One of the sad realities of life that every person learns as they grow older, is that nothing really ever stays the same. There is an undercurrent in life that is constantly changing things whether we want things to change or not. And when this ebb and flow afflicts a child in the form of their friend moving away, it can turn into an emotionally challenging time for a child of any age. This is especially true because for many young kids, a friend moving away suddenly, is the first realization of just how temporary things in life can be and just how little control we truly have over some of the things that mean the most to us.
Much of how you deal with helping a child cope when a friend moves away depends on the child’s age. For instance, if your child is young and is losing a best friend to a relocation, most experts recommend waiting until the time is near to discuss the move. Children under the age of seven, do not have a very good grasp on the concept of time and there is really no need in upsetting them months or weeks in advance. Plus, they will imagine the loss and feel the sadness longer than necessary.
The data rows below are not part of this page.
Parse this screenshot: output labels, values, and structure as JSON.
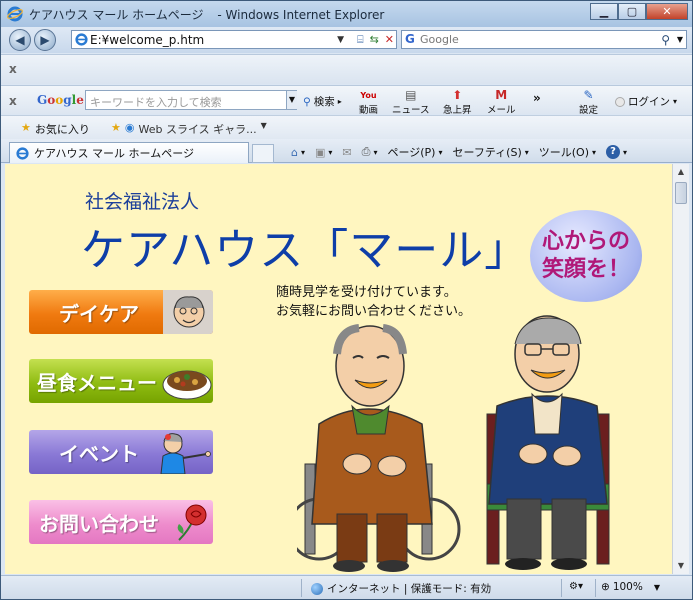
{
  "window": {
    "title": "ケアハウス マール ホームページ",
    "app_name": "- Windows Internet Explorer"
  },
  "address_bar": {
    "url": "E:¥welcome_p.htm"
  },
  "search_box": {
    "placeholder": "Google"
  },
  "google_toolbar": {
    "logo": "Google",
    "search_placeholder": "キーワードを入力して検索",
    "search_label": "検索",
    "video_label": "動画",
    "youtube_label": "You",
    "news_label": "ニュース",
    "rising_label": "急上昇",
    "mail_label": "メール",
    "more_label": "»",
    "settings_label": "設定",
    "login_label": "ログイン"
  },
  "favorites": {
    "favorites_label": "お気に入り",
    "web_slice_label": "Web スライス ギャラ..."
  },
  "tab": {
    "label": "ケアハウス マール ホームページ"
  },
  "command_bar": {
    "page_label": "ページ(P)",
    "safety_label": "セーフティ(S)",
    "tools_label": "ツール(O)",
    "help_label": "?"
  },
  "content": {
    "org_type": "社会福祉法人",
    "brand_name": "ケアハウス「マール」",
    "notice_line1": "随時見学を受け付けています。",
    "notice_line2": "お気軽にお問い合わせください。",
    "slogan_line1": "心からの",
    "slogan_line2": "笑顔を！",
    "menu": [
      {
        "label": "デイケア",
        "color": "#f07a10"
      },
      {
        "label": "昼食メニュー",
        "color": "#8fbc12"
      },
      {
        "label": "イベント",
        "color": "#8a79d6"
      },
      {
        "label": "お問い合わせ",
        "color": "#ee8ccc"
      }
    ]
  },
  "status_bar": {
    "zone": "インターネット | 保護モード: 有効",
    "zoom": "100%"
  }
}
For older children, the news of a best friend or playmate moving away may come from the child that is moving himself rather than from the parents which can cause an unexpected upset on behalf of your child.
The following tips will help you help your child when a close friend moves away.
Remember that the loss your child will feel IS real, and you should be as compassionate as possible for as long as they need to grieve. Child experts say that children who are dealing with the loss of a friend in the form of moving can and will experience the same types of grief and anxiety that an older person may feel in the event of a death.
- Stay positive! Regardless of your child’s age, make sure that you make it clear that you will help them stay in touch with their friend. For younger children, it may be wise to show them on a map the distance of the move so that they can grasp the situation. Additionally remind your child that they will be able to talk, text, skype, email and connect online as often as possible. One of the great things about society today is that kids have umpteen ways to stay connected with people who are not physically present.
- Help your child stay interested in their other friends. When one friend moves, a child may be ultra focused on that one friend as they try to spend as much time with them as possible. This can make moving day even more difficult. Encourage your child to enlarge their social circle, and invite other kids over as well as the child that is moving in the interim period so they will realize that they will still have friends.
- Remind your child that the move will likely be more difficult for their friend, than for them. Try to give your child the role of being sympathetic toward their friend. Point out that it is the friend who will have to readjust to new surroundings, start a new school, make new friends etc.
- Talk with the friend’s parents about planning a visit if possible a few weeks after the move. This of course depends on the distance of separation and the age of the child. However, when kids realize that they will still get to see one another, and visit a new place in the process, it gives them something else to focus on rather than their own feelings of grief and loss. Sit down with the moving child’s parents to work out concrete arrangements if possible BEFORE the child moves away.
- Help your child create a friendship keepsake. This is something that the kids can do together, making a book or photo album for themselves and for their friend that is moving. This can become a treasured keepsake during times when your child is upset, and can be a wonderful reminder for the friend that has moved.
- Despite the numerous ways that people stay in touch, recommend that your child and his or her friend exchange a weekly diary. They can each have the diary for a week and write down everything that they have been doing, then email or mail it to their friend so he or she can do the same. This gives them something positive to keep busy during the week and helps them feel connected to their friend that has moved.
- Help your child feel connected after the move. While your child may suffer through times of extreme sadness, grief and loss you should do everything possible to keep them as socially active as possible. This can be a great time to sign them up for a sport or special interest program. Busy is the key. The more time they spend doing things with other children, the less time they will have to feel sorry for one another.
- Allow your child to feel the many different emotions, from anger to despair and from grief to sorrow, that are normal. Although there is nothing that you can do to change the circumstances, you CAN be there to support your child. Whatever you do, avoid minimizing the situation, which will make your child think that you don’t care.
- Make sure your child understands why their friend is moving. For many military families, moving is a natural and normal part of life. When your child realizes that the family is moving away because they have to, or because of a job they might be better equipped to handle the move as maturely as possible. This can help to diffuse some of the anger and resentment that they may feel about the move.
- Certainly, you have experienced a close friend or family member moving away in your own life. Draw some of your compassion from that experience, and share with them the ways that you have remained close and connected despite a geographical distance. This also shows your children that you really DO understand how they feel.